For the first time in Oscar history, black nominees were represented in all four acting categories. And more than half the Best Picture nominees featured diverse casts. The Academy was still slammed for failing in other measures of diversity. But the milestone put to rest a running hashtag, #OscarsSoWhite, that dominated during the past two years when there were no black nominees in any major acting categories.

“It was a very good morning,” Boone Isaacs told the New Yorker (paywall). The feat was owed in large part to changes within the Academy that ushered in a new crop of members and booted out some old-timers—which is, in fact, the third “purge” in its history to stay relevant, in the words of the film historian Daniel Smith-Rowsey.

To join the Academy, applicants need to be sponsored by two Academy members and pay $350 in annual dues for access to screenings. In 2012, the Los Angeles Times revealed (paywall) that 94% Academy voters were white and 77% were male.
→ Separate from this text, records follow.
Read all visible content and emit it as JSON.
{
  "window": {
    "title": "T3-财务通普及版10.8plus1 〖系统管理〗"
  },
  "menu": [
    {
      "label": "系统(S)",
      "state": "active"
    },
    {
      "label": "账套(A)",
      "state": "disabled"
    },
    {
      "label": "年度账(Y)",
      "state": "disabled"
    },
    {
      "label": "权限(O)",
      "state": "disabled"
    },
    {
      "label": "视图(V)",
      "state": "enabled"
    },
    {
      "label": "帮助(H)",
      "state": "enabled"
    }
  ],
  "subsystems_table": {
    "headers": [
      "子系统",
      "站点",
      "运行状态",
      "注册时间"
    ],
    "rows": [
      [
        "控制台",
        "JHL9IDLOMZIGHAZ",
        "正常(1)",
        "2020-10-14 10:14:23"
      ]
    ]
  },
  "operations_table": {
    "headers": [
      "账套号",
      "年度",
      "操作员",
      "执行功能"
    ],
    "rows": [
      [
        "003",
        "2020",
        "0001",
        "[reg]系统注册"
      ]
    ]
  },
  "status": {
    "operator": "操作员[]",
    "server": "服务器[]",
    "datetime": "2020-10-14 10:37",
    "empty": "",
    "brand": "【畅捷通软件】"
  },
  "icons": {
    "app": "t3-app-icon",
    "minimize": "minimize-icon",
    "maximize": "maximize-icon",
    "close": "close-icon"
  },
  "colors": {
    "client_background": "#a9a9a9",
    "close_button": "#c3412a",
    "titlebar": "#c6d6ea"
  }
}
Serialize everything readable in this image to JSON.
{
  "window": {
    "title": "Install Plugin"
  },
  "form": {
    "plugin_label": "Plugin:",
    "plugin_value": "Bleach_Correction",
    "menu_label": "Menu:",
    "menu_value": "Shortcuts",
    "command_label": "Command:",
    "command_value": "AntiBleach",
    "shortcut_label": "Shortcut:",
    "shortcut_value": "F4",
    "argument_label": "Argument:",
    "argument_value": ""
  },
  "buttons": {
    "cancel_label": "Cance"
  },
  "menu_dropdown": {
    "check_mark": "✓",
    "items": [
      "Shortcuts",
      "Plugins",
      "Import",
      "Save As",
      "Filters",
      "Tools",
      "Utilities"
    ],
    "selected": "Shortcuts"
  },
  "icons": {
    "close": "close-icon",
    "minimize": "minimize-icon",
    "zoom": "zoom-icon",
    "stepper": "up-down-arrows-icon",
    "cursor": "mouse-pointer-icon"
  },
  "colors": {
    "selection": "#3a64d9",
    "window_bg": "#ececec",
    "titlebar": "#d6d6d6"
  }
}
After the 2015 Oscars, Boone Isaacs, the Academy’s first black president, realized something need to be done to diversify the voting pool.

She started A2020, an initiative that aimed to make the Oscars—and the industry—more inclusive over the next five years. And a year later, as black talent including Jada Pinkett Smith, whose husband Will Smith was passed over for his role in Concussion, and director Spike Lee vowed to boycott the event, Boone Isaacs reportedly fast-tracked the effort.

The Academy’s board of governors approved a plan to recruit new members while retiring the voting rights of those who hadn’t been active in the industry for 10 years, with certain exceptions, the New Yorker reported. That kicked off a sweeping review of the Academy’s then roughly 6,000 members. Anyone who had been nominated for an Oscar or worked in the business for more than three decades was safe. Others had to prove their relevance—or be shifted to ”emeritus status.”

The undertaking met some resistance from Hollywood veterans like David Kirkpatrick, who argued that the Academy was “exchanging purported racism with ageism.” Longtime Academy members worried that it would constitute another “purge,” like those that occurred in the 1920s when ”talkies” pushed out talent from the silent-film era, and the 1970s when the Academy retired the voting rights of 335 old-timers (paywall) like Lou Costello to make way for a new generation of stars like Al Pacino and Candice Bergen.

In the end, 70 people, or less than 1% of Academy members, were reportedly “purged.” And 683 new members were invited to join, including current Best Supporting Actor nominee Mahershala Ali, John BoyegaIdris Elba, Luis Guzmán, Freida Pinto, Nate Parker, and (for some reason) Damon and Marlon Wayans.

The new class reportedly represented 59 countries; 46% were female and 41% were non-white.

It’s too early to tell whether these changes will have a lasting effect on the types of movies that are honored by the Academy each year. There are other industry politics that dictate who gets nominated, such as aggressive campaigning from movie studios. And of course, much like an election, you never know which way people will go—a more diverse pool may not necessarily lead to more diverse nominees and winners. “Voting is personal,” she told the magazine. “I have no influence over that.”

But at least the #OscarsSoWhite hashtag has been retired—for now.